What defines you?

I was struck today by how much we are defined by external conditions, which the led me to thinking about what really defines us.

For me, the thought of what defines me came to me this morning when my 16 year old son pointed out that my current situation around money does not define my worth or how I should or shouldn’t view myself. Sometimes we are all in that situation of not being able to see the wood for the trees.

I’ve been dealing with some very challenging circumstances over the past few months around my work and finances. Although I have some semblance of a plan, every now and then I question what I’m doing and completely lose myself in the conditions I am presently faced with.

My son pointed out quite simply that far too many people base their whole self worth around what they do or do not have in their bank account.

‘It is just paper’, he pointed out, ‘it does not make you one thing or the other, it has nothing to do with who you are.’

I love synchronicity – when you are seeking something or an answer, a solution; how the universe just sends you whatever you need. The trick of course is being open to noticing it when it comes your way.

The second synchronicity (there have been a few today) was a video of a guy who asked specifically what defines us. Some people say their job title, being a mother, father and so on. He told a story about his father who in the end said he is defined by love and when stripped back said, ‘I am love.’

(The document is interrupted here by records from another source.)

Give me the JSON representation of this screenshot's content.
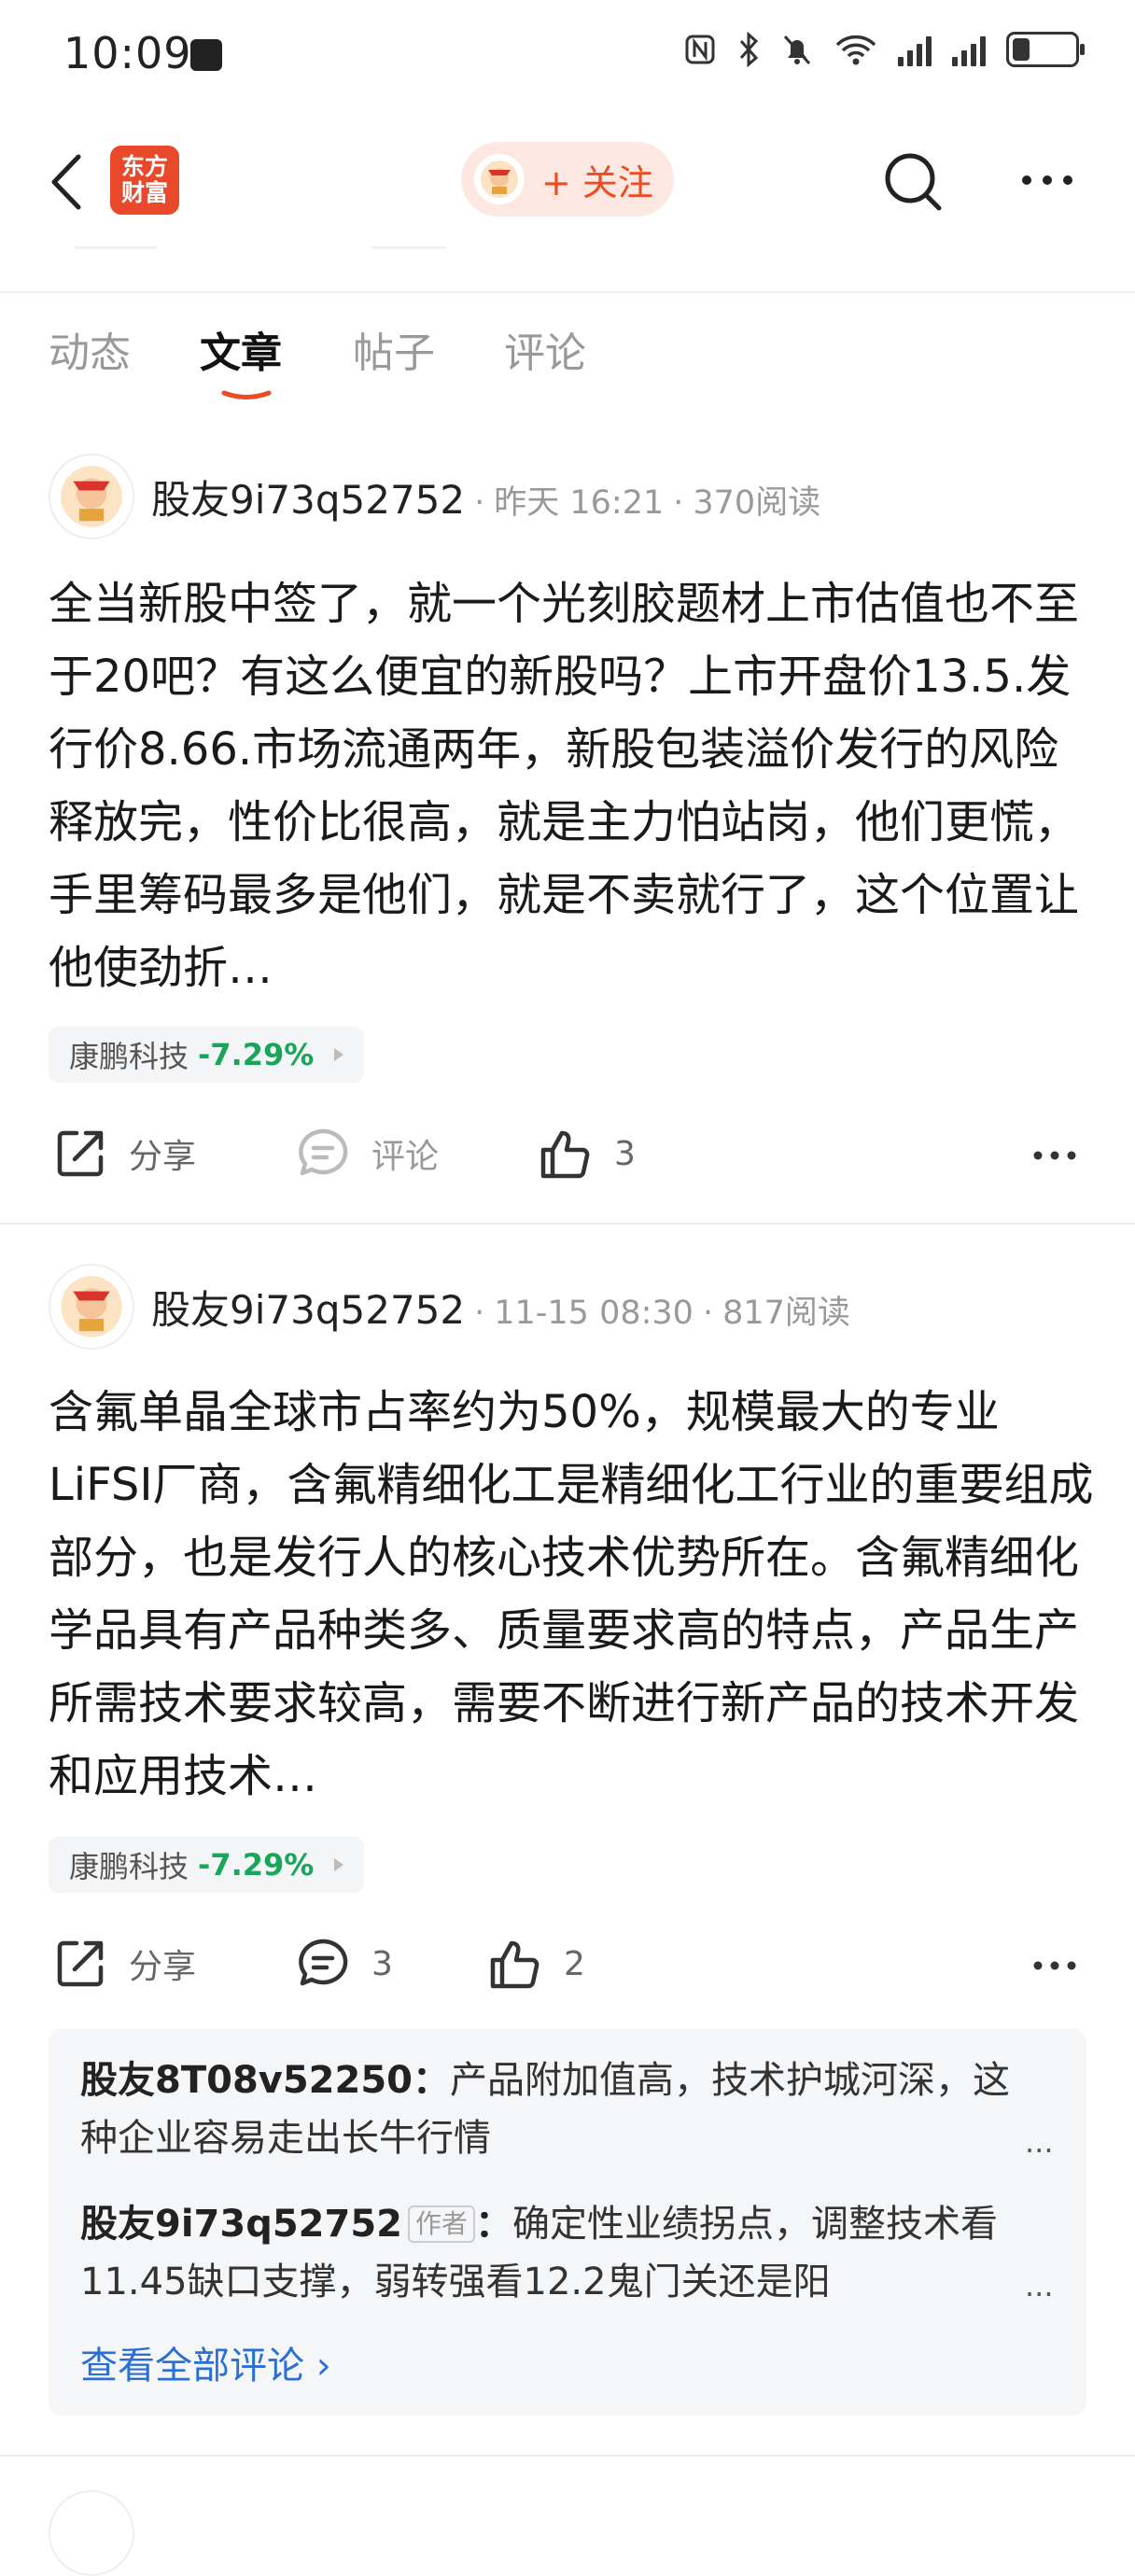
{
  "status_bar": {
    "time": "10:09"
  },
  "header": {
    "logo_text_top": "东方",
    "logo_text_bottom": "财富",
    "follow_label": "+ 关注"
  },
  "tabs": [
    "动态",
    "文章",
    "帖子",
    "评论"
  ],
  "posts": [
    {
      "author": "股友9i73q52752",
      "time": "昨天 16:21",
      "reads": "370阅读",
      "text": "全当新股中签了，就一个光刻胶题材上市估值也不至于20吧？有这么便宜的新股吗？上市开盘价13.5.发行价8.66.市场流通两年，新股包装溢价发行的风险释放完，性价比很高，就是主力怕站岗，他们更慌，手里筹码最多是他们，就是不卖就行了，这个位置让他使劲折…",
      "stock_name": "康鹏科技",
      "stock_change": "-7.29%",
      "share_label": "分享",
      "comment_label": "评论",
      "likes": "3"
    },
    {
      "author": "股友9i73q52752",
      "time": "11-15 08:30",
      "reads": "817阅读",
      "text": "含氟单晶全球市占率约为50%，规模最大的专业LiFSI厂商，含氟精细化工是精细化工行业的重要组成部分，也是发行人的核心技术优势所在。含氟精细化学品具有产品种类多、质量要求高的特点，产品生产所需技术要求较高，需要不断进行新产品的技术开发和应用技术…",
      "stock_name": "康鹏科技",
      "stock_change": "-7.29%",
      "share_label": "分享",
      "comment_count": "3",
      "likes": "2",
      "comments": [
        {
          "name": "股友8T08v52250",
          "sep": "：",
          "text": "产品附加值高，技术护城河深，这种企业容易走出长牛行情"
        },
        {
          "name": "股友9i73q52752",
          "badge": "作者",
          "sep": "：",
          "text": "确定性业绩拐点，调整技术看11.45缺口支撑，弱转强看12.2鬼门关还是阳"
        }
      ],
      "more_dots": "...",
      "view_all": "查看全部评论 ›"
    }
  ],
  "colors": {
    "accent": "#ee4a23",
    "stock_down": "#1aa65a",
    "link": "#2a6fd6"
  },
  "icons": [
    "back-icon",
    "search-icon",
    "more-icon",
    "share-icon",
    "comment-icon",
    "like-icon"
  ]
}
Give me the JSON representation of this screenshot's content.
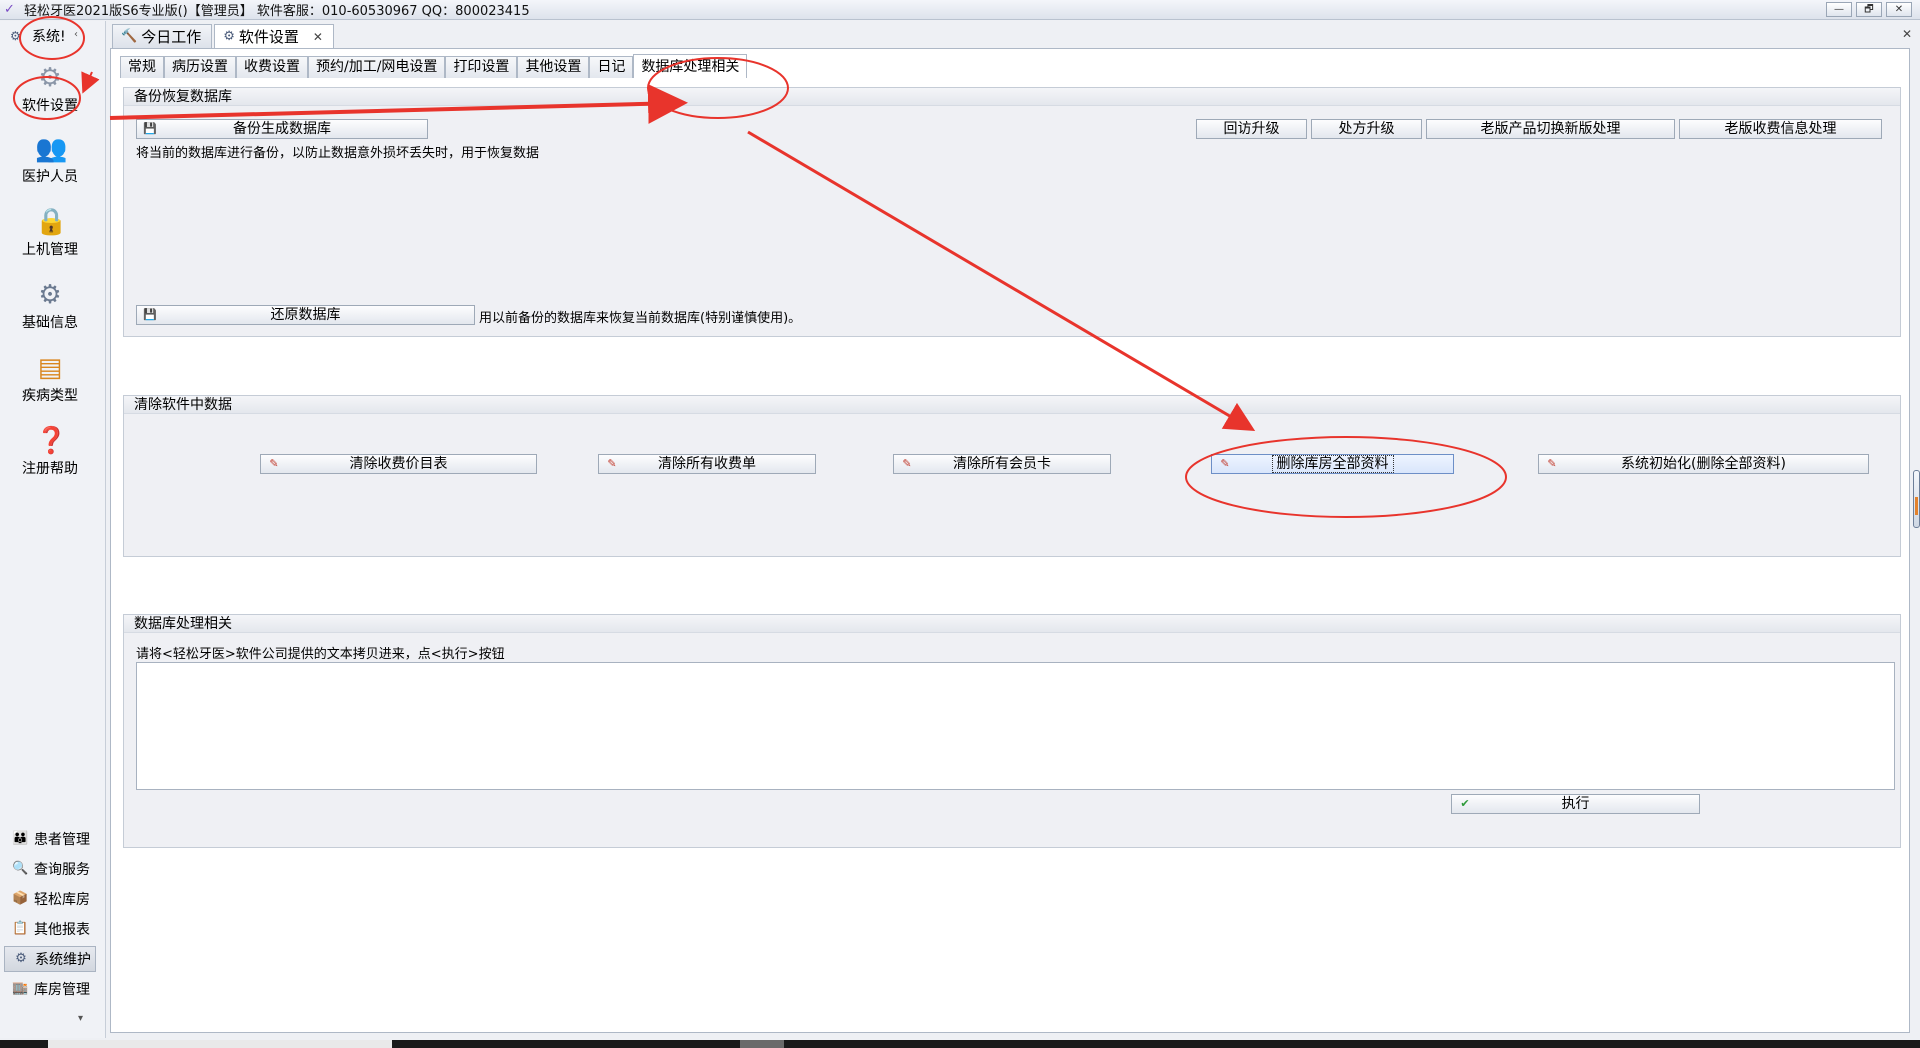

I’ve pondered over this all day and realised that at the moment, I am choosing to allow my external circumstances – the life situation I am currently in, to define me. In following the Buddhist path you live in a way that keeps you centred – this is why it is often termed, the middle path – where no matter what life throws you way, you return to your calm centre where you can choose how to respond (or not sometimes) rather than react. This isn’t literal in the physical or location sense – there is no middle or centre, it simply means returning to the heart of you or the core of your being where there is a river of peace and where everything is just as it is and you are ok, strong and sure of who you are. Truly you are love and in a wider sense you are everything and everyone because you are a finite part of an infinite universe.

So today, ask yourself this question, what defines you?

[Image copyright Kah Lok Leong Unsplash]

Where is this middle path?

The middle has always seemed to resonate with me in some way and when I discovered Buddhism 11 years ago it was as though I had found my way home.

Buddhist philosophy teaches us the Eightfold Path, which is described as the ‘middle way’ and explains why it is often termed the ‘middle path’. It is a way of living in moderation; between the extremes of self gratification on one hand and self mortification on the other. In a subtler sense it reflects the paradox of the universe and can be thought of as finding a way of finding balance between spirituality and materialism.

Following the middle path can help your life whatever your struggles. For me I always tended to live in opposite extremes. When things in my life were bad, they were extremely bad and when I finally turned my life around things went to the other end of the scale and I lived like a saint. Although the latter was very necessary, it wasn’t sustainable. To be in the world but not of the world is the middle way.

When you truly understand the enormity of the middle path and you begin to embody it into your life, you can find inner peace and balance. The middle path becomes a place to rest between the opposites life throws our way. It helps decision making and it becomes a guide like an illuminated path before you.

A few years ago my daughter became very ill and the conventional method of therapy offered was one that required a parent, child hierarchy. We soon realised that it did not exist within our family unit. Due to my own family dynamics, I had raised my children rather unconventionally and when I tried to apply the kind of parenting that was required for the methodology to work, it failed. In finding a solution I naturally sought the answers in Buddhism. I explained to the doctors and therapists the notion of the middle path. In applying ancient Buddhist principles we were able to develop our own way of working, that whilst harnessed the basics of the therapy they knew to work with her particular disease, largely centred around finding the middle way.

Balance is about finding the point in the centre of something where you are equal on both sides. There is a completeness to this and when you find that point within, it brings about rest and peace. Having said that, in my experience following the middle path doesn’t always mean being physically exactly in the middle, but it reflects the point where you feel the balance. How do you know where that is? You will feel it – you will feel the peace within, the resting place.

When you practise this,  you will come to know that place well. It is this middle path that you return to when you sit to meditate. The place you connect with when you are mindful throughout your day. It is the path you seek when you need rest and solace. It is the place of truth, joy and happiness. The middle path is the way, you just have to seek, to find and to follow it.

I love Jack Kornfield’s explanation of finding the middle way that you might like to read.

[This image is of beautiful Buddhist prayer flags that can be found along the Land of Medicine Buddha Hike, within the quiet redwood forest in the foothills of the Santa Cruz mountains.]